Just look around. We are surrounded by symbols of the past that we take for granted. The brooms the witches rode. The cauldrons that bubbled with potions vile. Even trick or treating could be traced back to Celts who went house to house collecting treats of apples.

It has been truly said that there is nothing new under the sun. However, this doesn't have to hinder our enjoyment. On Halloween night, you can find me walking the night. Without fear, I will travel, listening to the laughter of the children, as I go back to another time and place.

Guy Fawkes Night:( The Gunpowder Plot  ) 

Then what to speak of Guy Fawkes night - the celebration of some would be social reformer, come terrorist, who got caught trying to blow up the houses of parliament in London. Can you imagine if there would be ANY benefit one might gain in honouring such a person ( according to Bhagavad Gita ). Transcription of his trial.


Similarly the myriad of mundane Politicians, Rock Stars, and other affluent and materially powerful or  fictional - fantasy persons of this world - irrespective of their moral fibre - what is the lasting benefit by rendering service or worship to them if they are not directly connected as being saintly devotees or devas?

Better to honour those who are worthy or becoming worthy of our time, love and devotion - the real social reformers, role models, and leaders of society for us to learn from and serve can be found Here.

sattvät saïjäyate jïänaà
rajaso lobha eva ca
pramäda-mohau tamaso
bhavato ’jïänam eva ca

From the mode of goodness, real knowledge develops; from the mode of passion, greed develops; and from the mode of ignorance develop foolishness, madness and illusion. (Bhagavad Gita 14:17.)

With a little honest self examination most will agree with what has been said here.
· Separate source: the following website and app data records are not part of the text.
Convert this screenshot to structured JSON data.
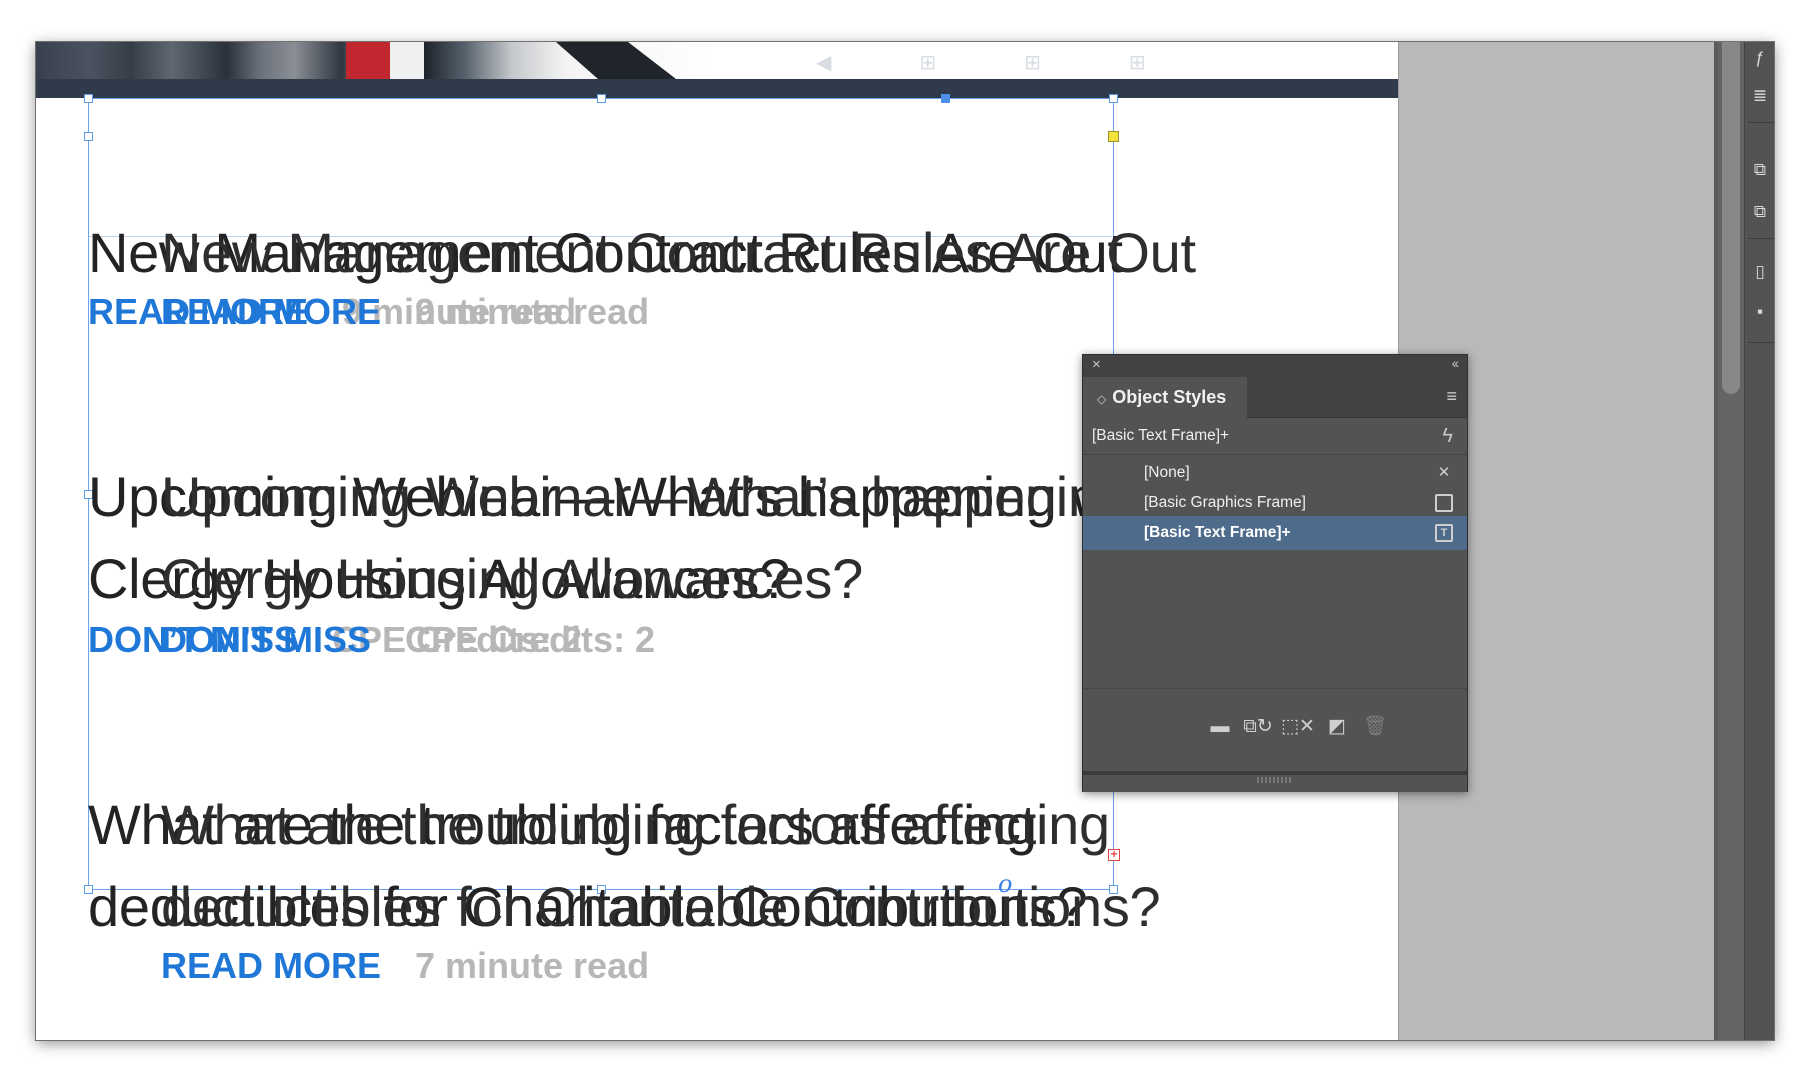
{
  "document": {
    "stories": [
      {
        "headline_lines": [
          "New Management Contract Rules Are Out"
        ],
        "cta": "READ MORE",
        "info": "9 minute read"
      },
      {
        "headline_lines": [
          "Upcoming Webinar—What’s happening with",
          "Clergy Housing Allowances?"
        ],
        "cta": "DON’T MISS",
        "info": "CPE Credits: 2"
      },
      {
        "headline_lines": [
          "What are the troubling factors affecting",
          "deductibles for Charitable Contributions?"
        ],
        "cta": "READ MORE",
        "info": "7 minute read"
      }
    ],
    "overset_marker": "+",
    "thread_marker": "o"
  },
  "object_styles_panel": {
    "close_glyph": "×",
    "collapse_glyph": "‹‹",
    "tab_label": "Object Styles",
    "tab_arrows": "◇",
    "menu_glyph": "≡",
    "current_style": "[Basic Text Frame]+",
    "styles": [
      {
        "name": "[None]",
        "icon": "no-style-icon",
        "selected": false
      },
      {
        "name": "[Basic Graphics Frame]",
        "icon": "graphics-frame-icon",
        "selected": false
      },
      {
        "name": "[Basic Text Frame]+",
        "icon": "text-frame-icon",
        "selected": true
      }
    ],
    "footer_buttons": [
      {
        "name": "new-group-button",
        "icon": "folder-icon"
      },
      {
        "name": "clear-overrides-button",
        "icon": "clear-overrides-icon"
      },
      {
        "name": "clear-attributes-button",
        "icon": "clear-attributes-icon"
      },
      {
        "name": "new-style-button",
        "icon": "new-page-icon"
      },
      {
        "name": "delete-style-button",
        "icon": "trash-icon"
      }
    ]
  },
  "colors": {
    "cta_blue": "#1f78d7",
    "info_gray": "#b7b7b7",
    "selection_blue": "#4f6b8b",
    "frame_blue": "#6aa4ee",
    "header_bar": "#2f3b4b"
  }
}
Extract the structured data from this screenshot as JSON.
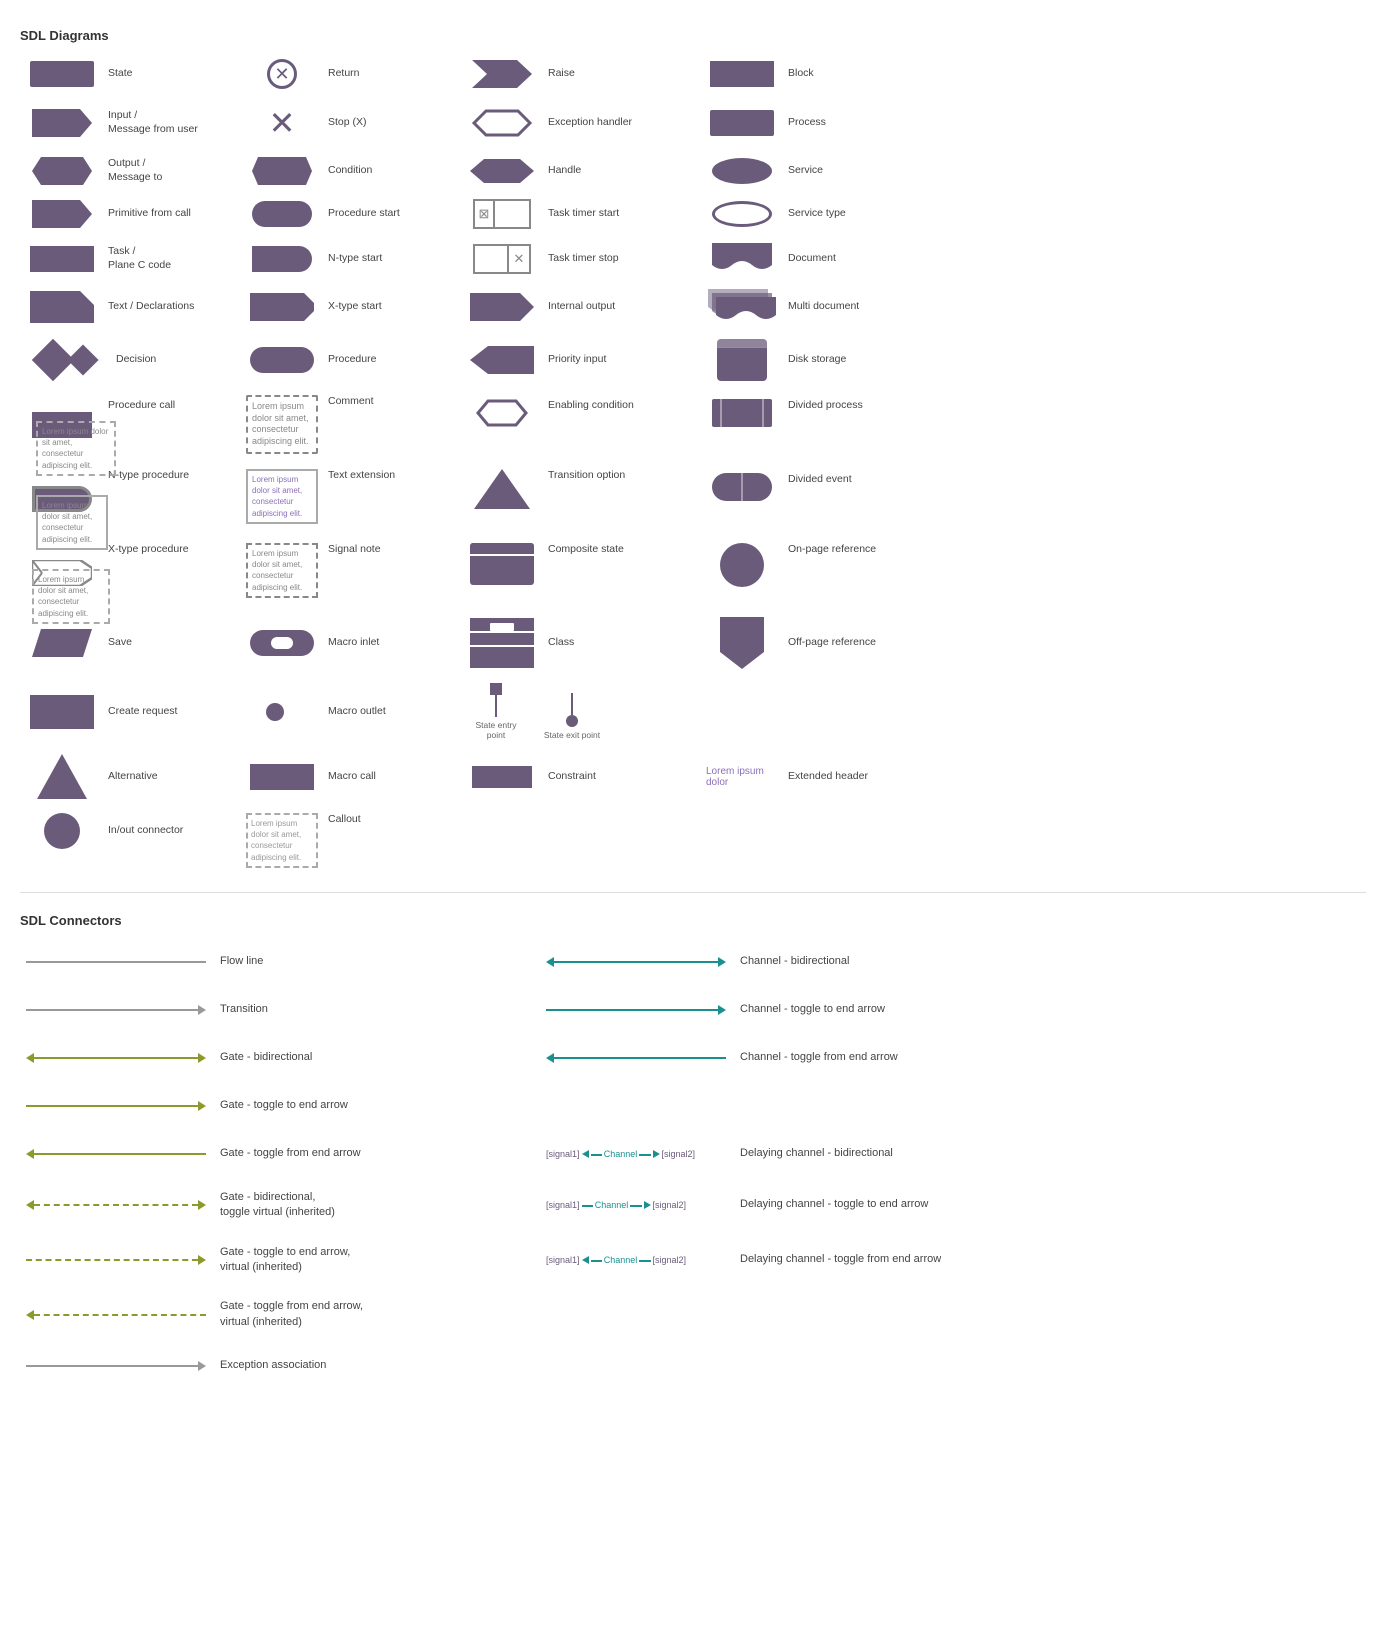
{
  "page": {
    "sections": {
      "sdl_diagrams": {
        "title": "SDL Diagrams",
        "items": [
          {
            "id": "state",
            "label": "State",
            "shape": "rect"
          },
          {
            "id": "return",
            "label": "Return",
            "shape": "circle-x"
          },
          {
            "id": "raise",
            "label": "Raise",
            "shape": "raise"
          },
          {
            "id": "block",
            "label": "Block",
            "shape": "rect-plain"
          },
          {
            "id": "input",
            "label": "Input /\nMessage from user",
            "shape": "pentagon"
          },
          {
            "id": "stop",
            "label": "Stop (X)",
            "shape": "x-mark"
          },
          {
            "id": "exception-handler",
            "label": "Exception handler",
            "shape": "exc-handler"
          },
          {
            "id": "process",
            "label": "Process",
            "shape": "rect-plain"
          },
          {
            "id": "output",
            "label": "Output /\nMessage to",
            "shape": "arrow-lr"
          },
          {
            "id": "condition",
            "label": "Condition",
            "shape": "hexagon"
          },
          {
            "id": "handle",
            "label": "Handle",
            "shape": "chevron"
          },
          {
            "id": "service",
            "label": "Service",
            "shape": "ellipse"
          },
          {
            "id": "prim-call",
            "label": "Primitive from call",
            "shape": "pentagon-right"
          },
          {
            "id": "procedure-start",
            "label": "Procedure start",
            "shape": "rounded-rect"
          },
          {
            "id": "task-timer-start",
            "label": "Task timer start",
            "shape": "task-timer"
          },
          {
            "id": "service-type",
            "label": "Service type",
            "shape": "ellipse-outline"
          },
          {
            "id": "task",
            "label": "Task /\nPlane C code",
            "shape": "rect"
          },
          {
            "id": "ntype-start",
            "label": "N-type start",
            "shape": "ntype-start"
          },
          {
            "id": "task-timer-stop",
            "label": "Task timer stop",
            "shape": "task-timer-stop"
          },
          {
            "id": "document",
            "label": "Document",
            "shape": "document"
          },
          {
            "id": "text-decl",
            "label": "Text / Declarations",
            "shape": "text-decl"
          },
          {
            "id": "xtype-start",
            "label": "X-type start",
            "shape": "xtype-start"
          },
          {
            "id": "internal-output",
            "label": "Internal output",
            "shape": "internal-output"
          },
          {
            "id": "multi-document",
            "label": "Multi document",
            "shape": "multi-doc"
          },
          {
            "id": "decision",
            "label": "Decision",
            "shape": "diamond-pair"
          },
          {
            "id": "procedure",
            "label": "Procedure",
            "shape": "procedure"
          },
          {
            "id": "priority-input",
            "label": "Priority input",
            "shape": "priority-input"
          },
          {
            "id": "disk-storage",
            "label": "Disk storage",
            "shape": "disk-storage"
          },
          {
            "id": "procedure-call",
            "label": "Procedure call",
            "shape": "rect-dashed-comment"
          },
          {
            "id": "comment",
            "label": "Comment",
            "shape": "dashed-rect"
          },
          {
            "id": "enabling-condition",
            "label": "Enabling condition",
            "shape": "enabling-condition"
          },
          {
            "id": "divided-process",
            "label": "Divided process",
            "shape": "divided-process"
          },
          {
            "id": "ntype-procedure",
            "label": "N-type procedure",
            "shape": "ntype-proc-dashed"
          },
          {
            "id": "text-extension",
            "label": "Text extension",
            "shape": "dashed-box"
          },
          {
            "id": "transition-option",
            "label": "Transition option",
            "shape": "triangle"
          },
          {
            "id": "divided-event",
            "label": "Divided event",
            "shape": "divided-event"
          },
          {
            "id": "xtype-procedure",
            "label": "X-type procedure",
            "shape": "xtype-proc"
          },
          {
            "id": "signal-note",
            "label": "Signal note",
            "shape": "signal-note"
          },
          {
            "id": "composite-state",
            "label": "Composite state",
            "shape": "composite-state"
          },
          {
            "id": "on-page-ref",
            "label": "On-page reference",
            "shape": "circle-big"
          },
          {
            "id": "save",
            "label": "Save",
            "shape": "parallelogram"
          },
          {
            "id": "macro-inlet",
            "label": "Macro inlet",
            "shape": "macro-inlet"
          },
          {
            "id": "class",
            "label": "Class",
            "shape": "class"
          },
          {
            "id": "off-page-ref",
            "label": "Off-page reference",
            "shape": "shield"
          },
          {
            "id": "create-request",
            "label": "Create request",
            "shape": "rect-tall"
          },
          {
            "id": "macro-outlet",
            "label": "Macro outlet",
            "shape": "small-circle"
          },
          {
            "id": "state-entry-exit",
            "label": "State entry point   State exit point",
            "shape": "state-entry-exit"
          },
          {
            "id": "constraint",
            "label": "Constraint",
            "shape": "rect-small"
          },
          {
            "id": "alternative",
            "label": "Alternative",
            "shape": "triangle-up"
          },
          {
            "id": "macro-call",
            "label": "Macro call",
            "shape": "rect-plain"
          },
          {
            "id": "extended-header",
            "label": "Extended header",
            "shape": "lorem-text"
          },
          {
            "id": "inout-connector",
            "label": "In/out connector",
            "shape": "circle-medium"
          },
          {
            "id": "callout",
            "label": "Callout",
            "shape": "callout-dashed"
          }
        ]
      },
      "sdl_connectors": {
        "title": "SDL Connectors",
        "items": [
          {
            "id": "flow-line",
            "label": "Flow line",
            "line_type": "solid-gray",
            "col": 1
          },
          {
            "id": "channel-bidir",
            "label": "Channel - bidirectional",
            "line_type": "teal-bidir",
            "col": 2
          },
          {
            "id": "transition",
            "label": "Transition",
            "line_type": "solid-gray-arrow",
            "col": 1
          },
          {
            "id": "channel-toggle-end",
            "label": "Channel - toggle to end arrow",
            "line_type": "teal-arrow",
            "col": 2
          },
          {
            "id": "gate-bidir",
            "label": "Gate - bidirectional",
            "line_type": "olive-bidir",
            "col": 1
          },
          {
            "id": "channel-toggle-from",
            "label": "Channel - toggle from end arrow",
            "line_type": "teal-left-arrow",
            "col": 2
          },
          {
            "id": "gate-toggle-end",
            "label": "Gate - toggle to end arrow",
            "line_type": "olive-arrow",
            "col": 1
          },
          {
            "id": "gate-toggle-from",
            "label": "Gate - toggle from end arrow",
            "line_type": "olive-left-arrow",
            "col": 1
          },
          {
            "id": "delaying-channel-bidir",
            "label": "Delaying channel - bidirectional",
            "line_type": "delaying-bidir",
            "col": 2
          },
          {
            "id": "gate-bidir-virtual",
            "label": "Gate - bidirectional,\ntoggle virtual (inherited)",
            "line_type": "olive-dashed-bidir",
            "col": 1
          },
          {
            "id": "delaying-channel-toggle-end",
            "label": "Delaying channel - toggle to end arrow",
            "line_type": "delaying-arrow",
            "col": 2
          },
          {
            "id": "gate-toggle-end-virtual",
            "label": "Gate - toggle to end arrow,\nvirtual (inherited)",
            "line_type": "olive-dashed-arrow",
            "col": 1
          },
          {
            "id": "delaying-channel-toggle-from",
            "label": "Delaying channel - toggle from end arrow",
            "line_type": "delaying-left-arrow",
            "col": 2
          },
          {
            "id": "gate-toggle-from-virtual",
            "label": "Gate - toggle from end arrow,\nvirtual (inherited)",
            "line_type": "olive-dashed-left",
            "col": 1
          },
          {
            "id": "exception-association",
            "label": "Exception association",
            "line_type": "solid-gray-arrow-long",
            "col": 1
          }
        ]
      }
    },
    "comment_text": "Lorem ipsum dolor sit amet, consectetur adipiscing elit.",
    "text_ext_text": "Lorem ipsum dolor sit amet, consectetur adipiscing elit.",
    "callout_text": "Lorem ipsum dolor sit amet, consectetur adipiscing elit.",
    "extended_header_text": "Lorem ipsum dolor",
    "delaying_signal1": "[signal1]",
    "delaying_channel": "Channel",
    "delaying_signal2": "[signal2]",
    "colors": {
      "purple": "#6b5b7b",
      "teal": "#1b9090",
      "olive": "#8b9a2a",
      "gray": "#999999"
    }
  }
}
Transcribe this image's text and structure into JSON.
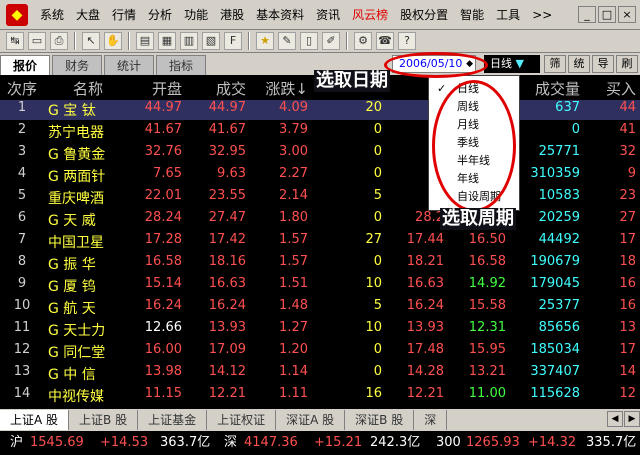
{
  "menu": {
    "items": [
      "系统",
      "大盘",
      "行情",
      "分析",
      "功能",
      "港股",
      "基本资料",
      "资讯",
      "风云榜",
      "股权分置",
      "智能",
      "工具",
      ">>"
    ],
    "active_index": 8
  },
  "window_controls": [
    "_",
    "□",
    "×"
  ],
  "tabs": [
    "报价",
    "财务",
    "统计",
    "指标"
  ],
  "date_selector": {
    "value": "2006/05/10"
  },
  "period_selector": {
    "value": "日线",
    "arrow": "▼"
  },
  "side_buttons": [
    "筛",
    "统",
    "导",
    "刷"
  ],
  "columns": {
    "idx": "次序",
    "name": "名称",
    "open": "开盘",
    "close": "成交",
    "chg": "涨跌↓",
    "high": "高",
    "vol": "成交量",
    "buy": "买入"
  },
  "rows": [
    {
      "idx": "1",
      "name": "G 宝  钛",
      "open": "44.97",
      "close": "44.97",
      "chg": "4.09",
      "x": "20",
      "high": "44",
      "low": "",
      "vol": "637",
      "buy": "44",
      "selected": true
    },
    {
      "idx": "2",
      "name": "苏宁电器",
      "open": "41.67",
      "close": "41.67",
      "chg": "3.79",
      "x": "0",
      "high": "41",
      "low": "",
      "vol": "0",
      "buy": "41"
    },
    {
      "idx": "3",
      "name": "G 鲁黄金",
      "open": "32.76",
      "close": "32.95",
      "chg": "3.00",
      "x": "0",
      "high": "32",
      "low": "",
      "vol": "25771",
      "buy": "32"
    },
    {
      "idx": "4",
      "name": "G 两面针",
      "open": "7.65",
      "close": "9.63",
      "chg": "2.27",
      "x": "0",
      "high": "9",
      "low": "",
      "vol": "310359",
      "buy": "9"
    },
    {
      "idx": "5",
      "name": "重庆啤酒",
      "open": "22.01",
      "close": "23.55",
      "chg": "2.14",
      "x": "5",
      "high": "23",
      "low": "",
      "vol": "10583",
      "buy": "23"
    },
    {
      "idx": "6",
      "name": "G 天  威",
      "open": "28.24",
      "close": "27.47",
      "chg": "1.80",
      "x": "0",
      "high": "28.2",
      "low": "",
      "vol": "20259",
      "buy": "27"
    },
    {
      "idx": "7",
      "name": "中国卫星",
      "open": "17.28",
      "close": "17.42",
      "chg": "1.57",
      "x": "27",
      "high": "17.44",
      "low": "16.50",
      "vol": "44492",
      "buy": "17"
    },
    {
      "idx": "8",
      "name": "G 振  华",
      "open": "16.58",
      "close": "18.16",
      "chg": "1.57",
      "x": "0",
      "high": "18.21",
      "low": "16.58",
      "vol": "190679",
      "buy": "18"
    },
    {
      "idx": "9",
      "name": "G 厦  钨",
      "open": "15.14",
      "close": "16.63",
      "chg": "1.51",
      "x": "10",
      "high": "16.63",
      "low": "14.92",
      "vol": "179045",
      "buy": "16"
    },
    {
      "idx": "10",
      "name": "G 航  天",
      "open": "16.24",
      "close": "16.24",
      "chg": "1.48",
      "x": "5",
      "high": "16.24",
      "low": "15.58",
      "vol": "25377",
      "buy": "16"
    },
    {
      "idx": "11",
      "name": "G 天士力",
      "open": "12.66",
      "close": "13.93",
      "chg": "1.27",
      "x": "10",
      "high": "13.93",
      "low": "12.31",
      "vol": "85656",
      "buy": "13"
    },
    {
      "idx": "12",
      "name": "G 同仁堂",
      "open": "16.00",
      "close": "17.09",
      "chg": "1.20",
      "x": "0",
      "high": "17.48",
      "low": "15.95",
      "vol": "185034",
      "buy": "17"
    },
    {
      "idx": "13",
      "name": "G 中  信",
      "open": "13.98",
      "close": "14.12",
      "chg": "1.14",
      "x": "0",
      "high": "14.28",
      "low": "13.21",
      "vol": "337407",
      "buy": "14"
    },
    {
      "idx": "14",
      "name": "中视传媒",
      "open": "11.15",
      "close": "12.21",
      "chg": "1.11",
      "x": "16",
      "high": "12.21",
      "low": "11.00",
      "vol": "115628",
      "buy": "12"
    }
  ],
  "dropdown": {
    "options": [
      "日线",
      "周线",
      "月线",
      "季线",
      "半年线",
      "年线",
      "自设周期"
    ],
    "checked_index": 0,
    "check_mark": "✓"
  },
  "annotations": {
    "date": "选取日期",
    "period": "选取周期"
  },
  "bottom_tabs": [
    "上证A 股",
    "上证B 股",
    "上证基金",
    "上证权证",
    "深证A 股",
    "深证B 股",
    "深"
  ],
  "status": {
    "sh_label": "沪",
    "sh_index": "1545.69",
    "sh_change": "+14.53",
    "sh_amount": "363.7亿",
    "sz_label": "深",
    "sz_index": "4147.36",
    "sz_change": "+15.21",
    "sz_amount": "242.3亿",
    "hs_label": "300",
    "hs_index": "1265.93",
    "hs_change": "+14.32",
    "hs_amount": "335.7亿"
  },
  "colors": {
    "up": "#ff5050",
    "name": "#ffff40",
    "volume": "#40ffff",
    "annotation_oval": "#e00000",
    "selected_row": "#303060"
  }
}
For further insights on how to define Truth, it might be worth a look at the Pramanas pages.

Halloween - A Samhain ritual:
Christmas - Xmas:
Guy Fawkes night - "bon-fire night":

Valentine's Day: